You did some music for O Brother, Where Art Thou? Apparently T Bone Burnett is a big fan of yours.
He’s been very kind, some of the things he’s said about me. And he used me there. I appreciate him. In artistic ways and financially it’s been good. O Brother was a good thing for us.
I almost didn’t do that. I was living down here where I am now, 140 miles from Nashville. I said, “I don’t want to go over there for a session.” I figured it was just a three- or four-hundred-dollar session, like most of them are. And they finally called me back with a real good figure—“We’ll give you so-and-so to come over here and play”—and I said, “Well, I’ll be there.”
Gillian Welch was helping him out a lot at the time, and I think she might have been responsible for me getting as much out of that as I did. Cuts on the record and all that. I don’t know that for a fact, but I think she was definitely in my corner.
In this 1980 performance clip, the Rising Fawn Ensemble—featuring Norman Blake, his wife Nancy on cello, and fiddler James Bryan—performs Blake’s composition “Randall Collins” and the traditional fiddle tune “Done Gone.” As he accompanies his own singing on “Randall Collins,” notice how his strumming hand and arm stay loose and relaxed. But when he picks a fast single-note passage (see 4:30 for an example), his right forearm barely moves and all the action comes from the wrist.
Blake recorded his newest album at Cook Sound Studios on Lookout Mountain in Fort Payne, Alabama, which is also where he cut 2015’s Wood, Wire & Words.

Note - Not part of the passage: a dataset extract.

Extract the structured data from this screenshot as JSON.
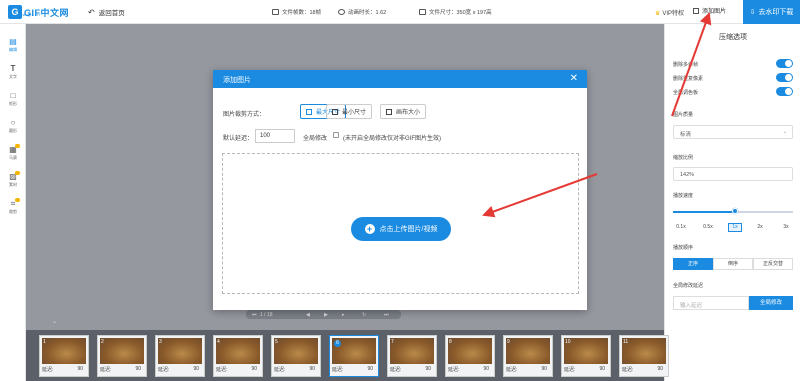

When it comes to recording Norman Blake, the old saw “less is more” is the guiding principle, says recording engineer David Hammonds, who helmed the controls for Brushwood at Cook Sound Studios on Lookout Mountain in Fort Payne, Alabama. (The facility is owned by Jeff Cook, lead guitarist for country music juggernaut Alabama.) Hammonds has been working with Blake since 2006.
“We used all Neumann microphones,” Hammonds says. “A U 87 on his vocals, and Norman brought some really old mics—two Neumann guitar mics, those pencil [condenser] mics. It was a pretty simple setup. We used a Universal Audio 1176 compressor and some really cool preamps. We just did a little X pattern with the microphones on the guitar and close-miked his vocal with that U 87. You run into phasing issues like that, but it is what it is. It’s a live setup, and it’s as simple as it can get from an engineer’s perspective. You hit the record button and Norman Blake delivers.”
You might think an old-time acoustic music purist like Blake would prefer recording to tape, but that’s not the case. “We didn’t do anything to tape,” Hammonds says. “It all went down to Pro Tools. Norman seems to think that the Pro Tools rig sounds more like LPs than actual tape does. He’s a connoisseur of collecting the old mono LPs and things like that from back in the day. And he likes the sound of Pro Tools as well or better than tape. We do have tape available.”
When describing what it’s like to record such a renowned musical force, Hammonds’ enthusiasm is palpable. “This guy’s not like anybody else,” he says. “I swear to God I watch him play and I’m thinking, how does he get all that to come out of a guitar at the same time?”